** Task material follows **

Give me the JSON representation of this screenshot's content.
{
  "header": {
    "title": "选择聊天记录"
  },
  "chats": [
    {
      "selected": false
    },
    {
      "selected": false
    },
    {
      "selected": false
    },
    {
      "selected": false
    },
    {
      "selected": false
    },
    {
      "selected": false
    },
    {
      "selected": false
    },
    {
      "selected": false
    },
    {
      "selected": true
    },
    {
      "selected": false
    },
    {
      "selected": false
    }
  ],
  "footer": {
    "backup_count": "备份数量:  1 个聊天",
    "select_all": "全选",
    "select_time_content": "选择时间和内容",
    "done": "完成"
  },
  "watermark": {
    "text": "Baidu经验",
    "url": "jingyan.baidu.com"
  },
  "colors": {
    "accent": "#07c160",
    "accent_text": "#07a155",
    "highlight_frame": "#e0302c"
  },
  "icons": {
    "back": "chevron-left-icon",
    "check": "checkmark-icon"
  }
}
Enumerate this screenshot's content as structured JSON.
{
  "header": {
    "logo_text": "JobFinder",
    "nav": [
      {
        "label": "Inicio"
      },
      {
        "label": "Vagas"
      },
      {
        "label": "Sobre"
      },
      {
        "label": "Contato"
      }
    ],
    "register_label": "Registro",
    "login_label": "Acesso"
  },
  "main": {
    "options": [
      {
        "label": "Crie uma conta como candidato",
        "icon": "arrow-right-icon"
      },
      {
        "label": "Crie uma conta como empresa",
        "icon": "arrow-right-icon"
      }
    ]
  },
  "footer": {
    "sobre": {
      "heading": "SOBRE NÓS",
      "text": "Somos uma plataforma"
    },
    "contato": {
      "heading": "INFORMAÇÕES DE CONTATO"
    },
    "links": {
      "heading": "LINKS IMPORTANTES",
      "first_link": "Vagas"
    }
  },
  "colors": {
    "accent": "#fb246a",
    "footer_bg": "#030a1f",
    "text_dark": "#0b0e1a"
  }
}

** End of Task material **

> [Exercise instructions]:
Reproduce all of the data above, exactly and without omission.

> [Task result]:
Give me the JSON representation of this screenshot's content.
{
  "header": {
    "title": "选择聊天记录"
  },
  "chats": [
    {
      "selected": false
    },
    {
      "selected": false
    },
    {
      "selected": false
    },
    {
      "selected": false
    },
    {
      "selected": false
    },
    {
      "selected": false
    },
    {
      "selected": false
    },
    {
      "selected": false
    },
    {
      "selected": true
    },
    {
      "selected": false
    },
    {
      "selected": false
    }
  ],
  "footer": {
    "backup_count": "备份数量:  1 个聊天",
    "select_all": "全选",
    "select_time_content": "选择时间和内容",
    "done": "完成"
  },
  "watermark": {
    "text": "Baidu经验",
    "url": "jingyan.baidu.com"
  },
  "colors": {
    "accent": "#07c160",
    "accent_text": "#07a155",
    "highlight_frame": "#e0302c"
  },
  "icons": {
    "back": "chevron-left-icon",
    "check": "checkmark-icon"
  }
}
Enumerate this screenshot's content as structured JSON.
{
  "header": {
    "logo_text": "JobFinder",
    "nav": [
      {
        "label": "Inicio"
      },
      {
        "label": "Vagas"
      },
      {
        "label": "Sobre"
      },
      {
        "label": "Contato"
      }
    ],
    "register_label": "Registro",
    "login_label": "Acesso"
  },
  "main": {
    "options": [
      {
        "label": "Crie uma conta como candidato",
        "icon": "arrow-right-icon"
      },
      {
        "label": "Crie uma conta como empresa",
        "icon": "arrow-right-icon"
      }
    ]
  },
  "footer": {
    "sobre": {
      "heading": "SOBRE NÓS",
      "text": "Somos uma plataforma"
    },
    "contato": {
      "heading": "INFORMAÇÕES DE CONTATO"
    },
    "links": {
      "heading": "LINKS IMPORTANTES",
      "first_link": "Vagas"
    }
  },
  "colors": {
    "accent": "#fb246a",
    "footer_bg": "#030a1f",
    "text_dark": "#0b0e1a"
  }
}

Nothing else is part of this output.